▸ Records for the exercise
○ ○ ○ ○ ○ ○ ○
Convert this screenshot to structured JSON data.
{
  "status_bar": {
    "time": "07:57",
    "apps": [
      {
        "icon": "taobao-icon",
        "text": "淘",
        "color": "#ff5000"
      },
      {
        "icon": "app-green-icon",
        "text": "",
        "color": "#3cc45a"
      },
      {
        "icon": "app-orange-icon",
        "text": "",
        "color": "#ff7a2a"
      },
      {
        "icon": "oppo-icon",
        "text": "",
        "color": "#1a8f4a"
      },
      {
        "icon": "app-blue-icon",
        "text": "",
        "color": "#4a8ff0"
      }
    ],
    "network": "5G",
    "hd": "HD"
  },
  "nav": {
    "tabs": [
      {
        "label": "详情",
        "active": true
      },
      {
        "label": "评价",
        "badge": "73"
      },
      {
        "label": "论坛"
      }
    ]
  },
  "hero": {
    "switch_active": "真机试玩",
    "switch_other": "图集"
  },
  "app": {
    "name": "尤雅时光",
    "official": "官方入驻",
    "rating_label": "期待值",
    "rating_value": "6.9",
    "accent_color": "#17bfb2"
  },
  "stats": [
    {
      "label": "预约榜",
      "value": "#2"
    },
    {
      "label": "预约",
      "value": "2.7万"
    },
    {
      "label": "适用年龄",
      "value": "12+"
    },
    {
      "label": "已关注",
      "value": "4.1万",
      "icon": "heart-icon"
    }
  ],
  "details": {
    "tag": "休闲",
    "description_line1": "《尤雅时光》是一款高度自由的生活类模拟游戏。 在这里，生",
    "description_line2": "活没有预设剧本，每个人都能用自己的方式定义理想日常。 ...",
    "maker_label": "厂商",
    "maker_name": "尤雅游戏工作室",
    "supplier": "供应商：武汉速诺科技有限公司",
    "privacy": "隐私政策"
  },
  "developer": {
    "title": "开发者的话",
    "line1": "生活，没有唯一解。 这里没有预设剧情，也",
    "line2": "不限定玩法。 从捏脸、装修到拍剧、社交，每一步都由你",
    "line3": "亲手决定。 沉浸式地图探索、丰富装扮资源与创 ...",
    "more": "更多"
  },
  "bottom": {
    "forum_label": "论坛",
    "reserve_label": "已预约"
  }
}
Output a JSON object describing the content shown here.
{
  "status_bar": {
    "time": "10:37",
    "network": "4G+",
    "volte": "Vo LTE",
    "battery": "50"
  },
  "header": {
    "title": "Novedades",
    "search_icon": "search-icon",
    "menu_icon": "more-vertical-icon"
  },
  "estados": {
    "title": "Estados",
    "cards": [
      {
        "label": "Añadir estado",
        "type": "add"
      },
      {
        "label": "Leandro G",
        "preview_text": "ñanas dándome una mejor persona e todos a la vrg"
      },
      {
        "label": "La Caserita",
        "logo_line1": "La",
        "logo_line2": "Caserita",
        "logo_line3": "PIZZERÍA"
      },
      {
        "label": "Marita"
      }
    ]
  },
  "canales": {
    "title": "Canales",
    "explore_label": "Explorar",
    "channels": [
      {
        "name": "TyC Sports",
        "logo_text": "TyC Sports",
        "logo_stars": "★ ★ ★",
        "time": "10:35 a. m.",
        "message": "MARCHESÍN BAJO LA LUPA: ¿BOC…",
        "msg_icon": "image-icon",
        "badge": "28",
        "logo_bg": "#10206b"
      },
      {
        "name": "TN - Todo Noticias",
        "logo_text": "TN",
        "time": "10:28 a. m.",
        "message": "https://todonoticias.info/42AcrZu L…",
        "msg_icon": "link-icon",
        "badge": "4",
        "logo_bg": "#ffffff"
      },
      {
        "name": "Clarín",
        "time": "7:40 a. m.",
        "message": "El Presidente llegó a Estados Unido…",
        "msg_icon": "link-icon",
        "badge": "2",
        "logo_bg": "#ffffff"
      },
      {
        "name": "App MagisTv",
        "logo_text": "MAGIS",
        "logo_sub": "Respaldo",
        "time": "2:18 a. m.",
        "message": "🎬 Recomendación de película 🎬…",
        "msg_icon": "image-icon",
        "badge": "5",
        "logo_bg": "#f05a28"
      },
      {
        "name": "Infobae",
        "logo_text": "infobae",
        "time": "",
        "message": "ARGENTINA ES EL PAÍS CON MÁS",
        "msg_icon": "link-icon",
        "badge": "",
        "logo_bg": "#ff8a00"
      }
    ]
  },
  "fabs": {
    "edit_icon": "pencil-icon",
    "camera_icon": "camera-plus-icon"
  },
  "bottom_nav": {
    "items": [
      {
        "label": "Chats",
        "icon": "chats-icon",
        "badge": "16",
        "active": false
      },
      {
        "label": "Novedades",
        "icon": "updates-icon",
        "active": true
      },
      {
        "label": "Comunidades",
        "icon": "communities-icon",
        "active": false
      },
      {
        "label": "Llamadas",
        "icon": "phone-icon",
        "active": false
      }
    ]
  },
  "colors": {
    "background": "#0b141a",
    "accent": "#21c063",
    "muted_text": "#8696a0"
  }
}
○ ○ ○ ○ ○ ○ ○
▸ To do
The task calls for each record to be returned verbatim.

▸ Response to this exercise
Convert this screenshot to structured JSON data.
{
  "status_bar": {
    "time": "07:57",
    "apps": [
      {
        "icon": "taobao-icon",
        "text": "淘",
        "color": "#ff5000"
      },
      {
        "icon": "app-green-icon",
        "text": "",
        "color": "#3cc45a"
      },
      {
        "icon": "app-orange-icon",
        "text": "",
        "color": "#ff7a2a"
      },
      {
        "icon": "oppo-icon",
        "text": "",
        "color": "#1a8f4a"
      },
      {
        "icon": "app-blue-icon",
        "text": "",
        "color": "#4a8ff0"
      }
    ],
    "network": "5G",
    "hd": "HD"
  },
  "nav": {
    "tabs": [
      {
        "label": "详情",
        "active": true
      },
      {
        "label": "评价",
        "badge": "73"
      },
      {
        "label": "论坛"
      }
    ]
  },
  "hero": {
    "switch_active": "真机试玩",
    "switch_other": "图集"
  },
  "app": {
    "name": "尤雅时光",
    "official": "官方入驻",
    "rating_label": "期待值",
    "rating_value": "6.9",
    "accent_color": "#17bfb2"
  },
  "stats": [
    {
      "label": "预约榜",
      "value": "#2"
    },
    {
      "label": "预约",
      "value": "2.7万"
    },
    {
      "label": "适用年龄",
      "value": "12+"
    },
    {
      "label": "已关注",
      "value": "4.1万",
      "icon": "heart-icon"
    }
  ],
  "details": {
    "tag": "休闲",
    "description_line1": "《尤雅时光》是一款高度自由的生活类模拟游戏。 在这里，生",
    "description_line2": "活没有预设剧本，每个人都能用自己的方式定义理想日常。 ...",
    "maker_label": "厂商",
    "maker_name": "尤雅游戏工作室",
    "supplier": "供应商：武汉速诺科技有限公司",
    "privacy": "隐私政策"
  },
  "developer": {
    "title": "开发者的话",
    "line1": "生活，没有唯一解。 这里没有预设剧情，也",
    "line2": "不限定玩法。 从捏脸、装修到拍剧、社交，每一步都由你",
    "line3": "亲手决定。 沉浸式地图探索、丰富装扮资源与创 ...",
    "more": "更多"
  },
  "bottom": {
    "forum_label": "论坛",
    "reserve_label": "已预约"
  }
}
Output a JSON object describing the content shown here.
{
  "status_bar": {
    "time": "10:37",
    "network": "4G+",
    "volte": "Vo LTE",
    "battery": "50"
  },
  "header": {
    "title": "Novedades",
    "search_icon": "search-icon",
    "menu_icon": "more-vertical-icon"
  },
  "estados": {
    "title": "Estados",
    "cards": [
      {
        "label": "Añadir estado",
        "type": "add"
      },
      {
        "label": "Leandro G",
        "preview_text": "ñanas dándome una mejor persona e todos a la vrg"
      },
      {
        "label": "La Caserita",
        "logo_line1": "La",
        "logo_line2": "Caserita",
        "logo_line3": "PIZZERÍA"
      },
      {
        "label": "Marita"
      }
    ]
  },
  "canales": {
    "title": "Canales",
    "explore_label": "Explorar",
    "channels": [
      {
        "name": "TyC Sports",
        "logo_text": "TyC Sports",
        "logo_stars": "★ ★ ★",
        "time": "10:35 a. m.",
        "message": "MARCHESÍN BAJO LA LUPA: ¿BOC…",
        "msg_icon": "image-icon",
        "badge": "28",
        "logo_bg": "#10206b"
      },
      {
        "name": "TN - Todo Noticias",
        "logo_text": "TN",
        "time": "10:28 a. m.",
        "message": "https://todonoticias.info/42AcrZu L…",
        "msg_icon": "link-icon",
        "badge": "4",
        "logo_bg": "#ffffff"
      },
      {
        "name": "Clarín",
        "time": "7:40 a. m.",
        "message": "El Presidente llegó a Estados Unido…",
        "msg_icon": "link-icon",
        "badge": "2",
        "logo_bg": "#ffffff"
      },
      {
        "name": "App MagisTv",
        "logo_text": "MAGIS",
        "logo_sub": "Respaldo",
        "time": "2:18 a. m.",
        "message": "🎬 Recomendación de película 🎬…",
        "msg_icon": "image-icon",
        "badge": "5",
        "logo_bg": "#f05a28"
      },
      {
        "name": "Infobae",
        "logo_text": "infobae",
        "time": "",
        "message": "ARGENTINA ES EL PAÍS CON MÁS",
        "msg_icon": "link-icon",
        "badge": "",
        "logo_bg": "#ff8a00"
      }
    ]
  },
  "fabs": {
    "edit_icon": "pencil-icon",
    "camera_icon": "camera-plus-icon"
  },
  "bottom_nav": {
    "items": [
      {
        "label": "Chats",
        "icon": "chats-icon",
        "badge": "16",
        "active": false
      },
      {
        "label": "Novedades",
        "icon": "updates-icon",
        "active": true
      },
      {
        "label": "Comunidades",
        "icon": "communities-icon",
        "active": false
      },
      {
        "label": "Llamadas",
        "icon": "phone-icon",
        "active": false
      }
    ]
  },
  "colors": {
    "background": "#0b141a",
    "accent": "#21c063",
    "muted_text": "#8696a0"
  }
}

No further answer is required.